For the most part, the South Korean people realize that U.S. presence has had a positive influence. Without the U.S. presence, the present prosperity and democracy probably wouldn't exist. However, polls show that Koreans under the age of 35, brought up with the sunshine policy in a successsful nation worth being proud of, are less positively disposed toward the American presence. While they don't remember the Korean War, they do recall several accidents and crimes for which they believe American servicemen have received light or no punishment. While older Koreans support a continued US presence on peninsula, many younger Koreans would like to see it reduced.
Still, relations between individual Americans and Koreans are usually good. Lots of soldiers end up meeting Koreans and marrying them -- creating a strong and permanent link between the countries. No matter what the political situation, I have always been treated graciously by Koreans everywhere in Seoul.
I couldn't understand why my Korean friends would ask where the store was when we were hiking in the woods or at a park or somewhere. Once I got here I understood. Koreans are creatures of comfort (well, so am I) and convenience stores are all over the place.
Within one block of my apartment there are 6 little stores (some right beside each other!) all selling pretty similar products. As well, if you take a stroll down the Han River you'll see many shops like the one pictured on the left. In true Korean/extreme fashion, they are every 50 feet in some areas and non-existant in others. I could never understand how they all stayed afloat financially until I noticed on a hot day that the parks were so packed that you could hardly walk (well, not that packed, but you get the picture).
At these stores there are the usual Korean and some Western snacks and drinks as well as beer, Korean alcohol, toys, kites, ramen noodles and many other goodies (few of which have much nutritive value which makes me wonder why Koreans are so thin).
Favorite thing: If you are looking for a bit of Sunday morning Church. I can recommend the Anglican Cathedral in the center of Seoul (on the side of Toksugu Palace and Koreana Hotel- opposite City Hall). There is an English service there at 9:30 in the small cyrpt under the main church. The Minister there is a Kiwi and gives a good message. The members of the chruch are extemely welcoming and good to talk to during the coffee after the service.
Fondest memory: When looking for accomodation facilities, make shure that your acomodation is located along subway line No. 5! Nearly every main sights are located along this line ... or they are very close so that you have to change the trains only once ... My host Jinih told me that.
Favorite thing: stay in a resort. You must opt to stay in a tatami room, where you sleep on the floor. It is an experience. Do not worry about catching a cold cos the floor is warm. The pillow is very lovely with the embroidery. It is slightly larger and flatter as compared to a tissue box (ehhhh Singapore standard :P). I like it so much that I bought one home.
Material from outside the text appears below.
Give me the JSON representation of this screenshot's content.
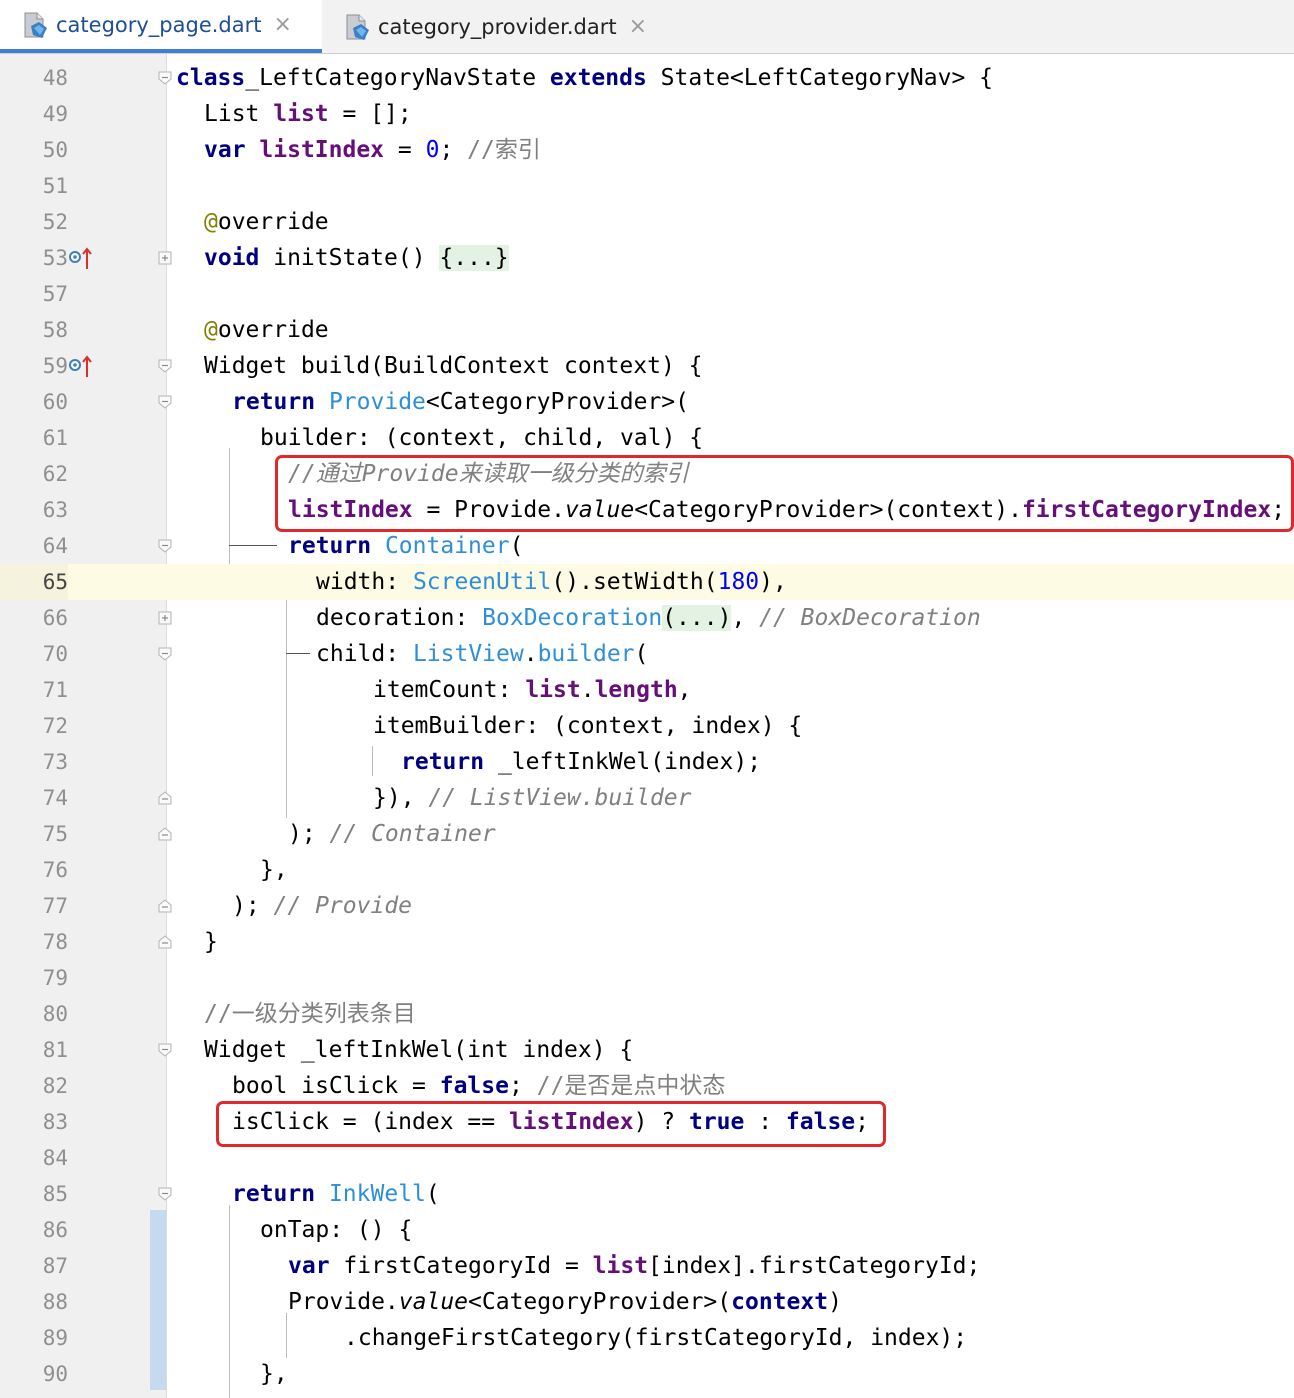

Favorite thing: If you wear grasses usually, or you want to try other unique ones, you can buy it by very cheap price. This is each 30000W including lenses, quality is also good! It doesn't need doctor's prescription because the shop person have special license for fitting grasses to customer. My favorite shops are on the underground at Myongdong station.
Favorite thing: Where am I?!! Never did I speak so much Japanese!!! Only at the Hilton did English come in useful. In restaurants, shops, sight-seeing spots: I used Japanese. Now, what has Praha got to do with any of this?! I don't know.... :))
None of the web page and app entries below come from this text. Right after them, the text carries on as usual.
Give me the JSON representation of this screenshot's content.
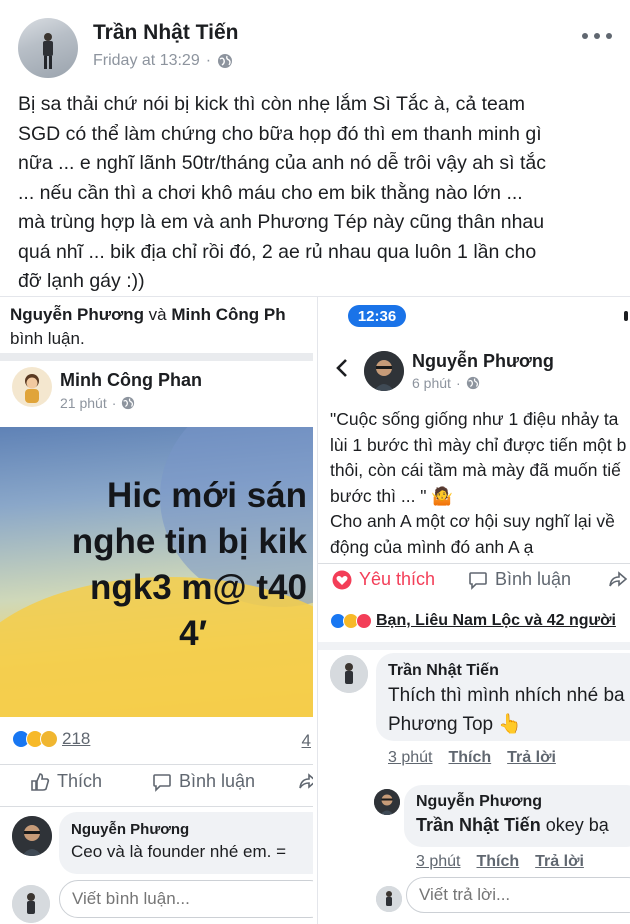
{
  "post": {
    "author": "Trần Nhật Tiến",
    "time": "Friday at 13:29",
    "separator": "·",
    "lines": [
      "Bị sa thải chứ nói bị kick thì còn nhẹ lắm  Sì Tắc à, cả team",
      "SGD có thể làm chứng cho bữa họp đó thì em thanh minh gì",
      "nữa ... e nghĩ lãnh 50tr/tháng của anh nó dễ trôi vậy ah sì tắc",
      "... nếu cần thì a chơi khô máu cho em bik thằng nào lớn ...",
      "mà trùng hợp là em và anh Phương Tép này cũng thân nhau",
      "quá nhĩ ... bik địa chỉ rồi đó, 2 ae rủ nhau qua luôn 1 lần cho",
      "đỡ lạnh gáy  :))"
    ]
  },
  "left": {
    "notice_name1": "Nguyễn Phương",
    "notice_and": " và ",
    "notice_name2": "Minh Công Ph",
    "notice_rest": "bình luận.",
    "author": "Minh Công Phan",
    "time": "21 phút",
    "separator": "·",
    "caption": [
      "Hic mới sán",
      "nghe tin bị kik",
      "ngk3 m@ t40",
      "4′"
    ],
    "reaction_count": "218",
    "comment_count": "4",
    "like_label": "Thích",
    "comment_label": "Bình luận",
    "comment_author": "Nguyễn Phương",
    "comment_text": "Ceo và là founder nhé em. =",
    "write_placeholder": "Viết bình luận..."
  },
  "right": {
    "status_time": "12:36",
    "author": "Nguyễn Phương",
    "time": "6 phút",
    "separator": "·",
    "lines": [
      "\"Cuộc sống giống như 1 điệu nhảy ta",
      "lùi 1 bước thì mày chỉ được tiến một b",
      "thôi, còn cái tầm mà mày đã muốn tiế",
      "bước thì ... \" 🤷",
      "Cho anh A một cơ hội suy nghĩ lại về",
      "động của mình đó anh A ạ"
    ],
    "love_label": "Yêu thích",
    "comment_label": "Bình luận",
    "reactors": "Bạn, Liêu Nam Lộc và 42 người",
    "c1_author": "Trần Nhật Tiến",
    "c1_line1": "Thích thì mình nhích nhé ba",
    "c1_line2": "Phương Top 👆",
    "c1_time": "3 phút",
    "c1_like": "Thích",
    "c1_reply": "Trả lời",
    "c2_author": "Nguyễn Phương",
    "c2_mention": "Trần Nhật Tiến",
    "c2_text": " okey bạ",
    "c2_time": "3 phút",
    "c2_like": "Thích",
    "c2_reply": "Trả lời",
    "reply_placeholder": "Viết trả lời..."
  },
  "colors": {
    "text": "#1c1e21",
    "muted": "#606770",
    "like_blue": "#1877f2",
    "love_red": "#f33e58",
    "status_blue": "#1a73e8"
  },
  "icons": [
    "globe-icon",
    "more-icon",
    "like-icon",
    "comment-icon",
    "share-icon",
    "heart-icon",
    "back-icon",
    "haha-icon",
    "sad-icon"
  ]
}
Favorite thing: ride subway..It is very cheap and advanced except line 1 and 2. And you can get Gimpo airport(line 5) by subway directly. This is a subway map in english.
Favorite thing: Actually, this picture informs you about 10 prides which Busan, the second greatest city in Korea, is proud of....
Favorite thing: Seoul has energy. Sure this is just me playing with Photoshop (TM), but since you can't hear the music, the cars, smell the petrol... I have to make you SEE it!